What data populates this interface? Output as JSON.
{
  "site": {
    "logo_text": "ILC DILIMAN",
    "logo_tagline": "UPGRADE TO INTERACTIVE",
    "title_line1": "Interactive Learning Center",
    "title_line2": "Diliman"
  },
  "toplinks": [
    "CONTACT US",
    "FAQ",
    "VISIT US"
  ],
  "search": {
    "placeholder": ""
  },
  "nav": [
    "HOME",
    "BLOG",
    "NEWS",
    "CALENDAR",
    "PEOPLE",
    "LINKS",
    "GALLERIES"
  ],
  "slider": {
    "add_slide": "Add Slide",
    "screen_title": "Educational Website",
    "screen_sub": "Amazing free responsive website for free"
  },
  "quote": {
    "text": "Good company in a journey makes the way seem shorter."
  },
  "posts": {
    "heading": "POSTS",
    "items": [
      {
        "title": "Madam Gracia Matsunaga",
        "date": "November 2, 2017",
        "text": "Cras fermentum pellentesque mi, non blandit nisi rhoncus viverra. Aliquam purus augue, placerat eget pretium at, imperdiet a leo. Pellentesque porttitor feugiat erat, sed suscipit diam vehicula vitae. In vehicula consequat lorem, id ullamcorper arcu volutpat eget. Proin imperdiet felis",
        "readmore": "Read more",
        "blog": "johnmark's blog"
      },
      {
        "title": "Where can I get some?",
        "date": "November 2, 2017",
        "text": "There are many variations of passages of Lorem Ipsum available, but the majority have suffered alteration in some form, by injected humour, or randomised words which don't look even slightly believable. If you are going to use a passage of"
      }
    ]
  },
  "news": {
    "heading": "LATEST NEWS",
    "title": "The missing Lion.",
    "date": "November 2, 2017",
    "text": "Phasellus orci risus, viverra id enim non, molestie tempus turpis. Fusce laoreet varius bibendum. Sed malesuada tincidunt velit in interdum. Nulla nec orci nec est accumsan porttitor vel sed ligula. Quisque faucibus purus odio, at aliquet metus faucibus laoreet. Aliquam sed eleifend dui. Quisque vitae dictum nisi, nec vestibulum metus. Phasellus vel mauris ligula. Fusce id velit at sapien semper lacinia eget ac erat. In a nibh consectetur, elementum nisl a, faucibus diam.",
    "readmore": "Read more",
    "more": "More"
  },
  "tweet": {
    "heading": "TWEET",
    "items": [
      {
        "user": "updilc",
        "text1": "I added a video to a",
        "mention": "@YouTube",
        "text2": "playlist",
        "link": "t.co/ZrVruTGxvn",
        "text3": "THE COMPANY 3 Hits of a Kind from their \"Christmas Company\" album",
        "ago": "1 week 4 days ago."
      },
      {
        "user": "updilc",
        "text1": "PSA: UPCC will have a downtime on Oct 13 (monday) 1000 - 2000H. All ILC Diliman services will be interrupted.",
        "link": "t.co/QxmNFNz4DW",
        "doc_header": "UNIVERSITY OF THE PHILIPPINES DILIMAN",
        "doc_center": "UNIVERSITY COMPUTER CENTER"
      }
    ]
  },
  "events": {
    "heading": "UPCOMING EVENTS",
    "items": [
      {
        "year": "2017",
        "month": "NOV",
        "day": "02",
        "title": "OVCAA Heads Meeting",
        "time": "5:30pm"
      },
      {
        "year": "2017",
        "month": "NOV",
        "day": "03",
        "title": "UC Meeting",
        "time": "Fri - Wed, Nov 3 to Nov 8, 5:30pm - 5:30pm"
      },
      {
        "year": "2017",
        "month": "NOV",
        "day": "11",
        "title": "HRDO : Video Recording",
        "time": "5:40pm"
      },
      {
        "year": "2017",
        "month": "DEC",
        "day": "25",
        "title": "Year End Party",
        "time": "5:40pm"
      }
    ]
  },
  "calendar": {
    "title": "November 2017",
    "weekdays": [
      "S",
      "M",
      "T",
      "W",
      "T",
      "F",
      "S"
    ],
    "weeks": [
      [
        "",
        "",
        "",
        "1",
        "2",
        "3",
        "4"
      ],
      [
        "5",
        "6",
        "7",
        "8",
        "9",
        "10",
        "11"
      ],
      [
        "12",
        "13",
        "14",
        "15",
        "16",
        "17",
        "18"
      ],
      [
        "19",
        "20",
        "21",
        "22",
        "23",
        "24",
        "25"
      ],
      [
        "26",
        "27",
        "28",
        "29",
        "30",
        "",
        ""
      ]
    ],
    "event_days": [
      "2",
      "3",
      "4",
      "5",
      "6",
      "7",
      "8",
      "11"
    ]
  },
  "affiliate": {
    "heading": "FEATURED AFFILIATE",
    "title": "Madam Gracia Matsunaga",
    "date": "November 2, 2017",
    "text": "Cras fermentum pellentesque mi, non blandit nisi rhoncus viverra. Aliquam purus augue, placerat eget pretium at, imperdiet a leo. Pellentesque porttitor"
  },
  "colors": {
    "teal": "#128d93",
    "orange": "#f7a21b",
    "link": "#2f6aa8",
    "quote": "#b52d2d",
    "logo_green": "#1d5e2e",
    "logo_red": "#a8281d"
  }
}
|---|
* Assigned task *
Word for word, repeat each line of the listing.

* Output for this exercise *
What data populates this interface? Output as JSON.
{
  "site": {
    "logo_text": "ILC DILIMAN",
    "logo_tagline": "UPGRADE TO INTERACTIVE",
    "title_line1": "Interactive Learning Center",
    "title_line2": "Diliman"
  },
  "toplinks": [
    "CONTACT US",
    "FAQ",
    "VISIT US"
  ],
  "search": {
    "placeholder": ""
  },
  "nav": [
    "HOME",
    "BLOG",
    "NEWS",
    "CALENDAR",
    "PEOPLE",
    "LINKS",
    "GALLERIES"
  ],
  "slider": {
    "add_slide": "Add Slide",
    "screen_title": "Educational Website",
    "screen_sub": "Amazing free responsive website for free"
  },
  "quote": {
    "text": "Good company in a journey makes the way seem shorter."
  },
  "posts": {
    "heading": "POSTS",
    "items": [
      {
        "title": "Madam Gracia Matsunaga",
        "date": "November 2, 2017",
        "text": "Cras fermentum pellentesque mi, non blandit nisi rhoncus viverra. Aliquam purus augue, placerat eget pretium at, imperdiet a leo. Pellentesque porttitor feugiat erat, sed suscipit diam vehicula vitae. In vehicula consequat lorem, id ullamcorper arcu volutpat eget. Proin imperdiet felis",
        "readmore": "Read more",
        "blog": "johnmark's blog"
      },
      {
        "title": "Where can I get some?",
        "date": "November 2, 2017",
        "text": "There are many variations of passages of Lorem Ipsum available, but the majority have suffered alteration in some form, by injected humour, or randomised words which don't look even slightly believable. If you are going to use a passage of"
      }
    ]
  },
  "news": {
    "heading": "LATEST NEWS",
    "title": "The missing Lion.",
    "date": "November 2, 2017",
    "text": "Phasellus orci risus, viverra id enim non, molestie tempus turpis. Fusce laoreet varius bibendum. Sed malesuada tincidunt velit in interdum. Nulla nec orci nec est accumsan porttitor vel sed ligula. Quisque faucibus purus odio, at aliquet metus faucibus laoreet. Aliquam sed eleifend dui. Quisque vitae dictum nisi, nec vestibulum metus. Phasellus vel mauris ligula. Fusce id velit at sapien semper lacinia eget ac erat. In a nibh consectetur, elementum nisl a, faucibus diam.",
    "readmore": "Read more",
    "more": "More"
  },
  "tweet": {
    "heading": "TWEET",
    "items": [
      {
        "user": "updilc",
        "text1": "I added a video to a",
        "mention": "@YouTube",
        "text2": "playlist",
        "link": "t.co/ZrVruTGxvn",
        "text3": "THE COMPANY 3 Hits of a Kind from their \"Christmas Company\" album",
        "ago": "1 week 4 days ago."
      },
      {
        "user": "updilc",
        "text1": "PSA: UPCC will have a downtime on Oct 13 (monday) 1000 - 2000H. All ILC Diliman services will be interrupted.",
        "link": "t.co/QxmNFNz4DW",
        "doc_header": "UNIVERSITY OF THE PHILIPPINES DILIMAN",
        "doc_center": "UNIVERSITY COMPUTER CENTER"
      }
    ]
  },
  "events": {
    "heading": "UPCOMING EVENTS",
    "items": [
      {
        "year": "2017",
        "month": "NOV",
        "day": "02",
        "title": "OVCAA Heads Meeting",
        "time": "5:30pm"
      },
      {
        "year": "2017",
        "month": "NOV",
        "day": "03",
        "title": "UC Meeting",
        "time": "Fri - Wed, Nov 3 to Nov 8, 5:30pm - 5:30pm"
      },
      {
        "year": "2017",
        "month": "NOV",
        "day": "11",
        "title": "HRDO : Video Recording",
        "time": "5:40pm"
      },
      {
        "year": "2017",
        "month": "DEC",
        "day": "25",
        "title": "Year End Party",
        "time": "5:40pm"
      }
    ]
  },
  "calendar": {
    "title": "November 2017",
    "weekdays": [
      "S",
      "M",
      "T",
      "W",
      "T",
      "F",
      "S"
    ],
    "weeks": [
      [
        "",
        "",
        "",
        "1",
        "2",
        "3",
        "4"
      ],
      [
        "5",
        "6",
        "7",
        "8",
        "9",
        "10",
        "11"
      ],
      [
        "12",
        "13",
        "14",
        "15",
        "16",
        "17",
        "18"
      ],
      [
        "19",
        "20",
        "21",
        "22",
        "23",
        "24",
        "25"
      ],
      [
        "26",
        "27",
        "28",
        "29",
        "30",
        "",
        ""
      ]
    ],
    "event_days": [
      "2",
      "3",
      "4",
      "5",
      "6",
      "7",
      "8",
      "11"
    ]
  },
  "affiliate": {
    "heading": "FEATURED AFFILIATE",
    "title": "Madam Gracia Matsunaga",
    "date": "November 2, 2017",
    "text": "Cras fermentum pellentesque mi, non blandit nisi rhoncus viverra. Aliquam purus augue, placerat eget pretium at, imperdiet a leo. Pellentesque porttitor"
  },
  "colors": {
    "teal": "#128d93",
    "orange": "#f7a21b",
    "link": "#2f6aa8",
    "quote": "#b52d2d",
    "logo_green": "#1d5e2e",
    "logo_red": "#a8281d"
  }
}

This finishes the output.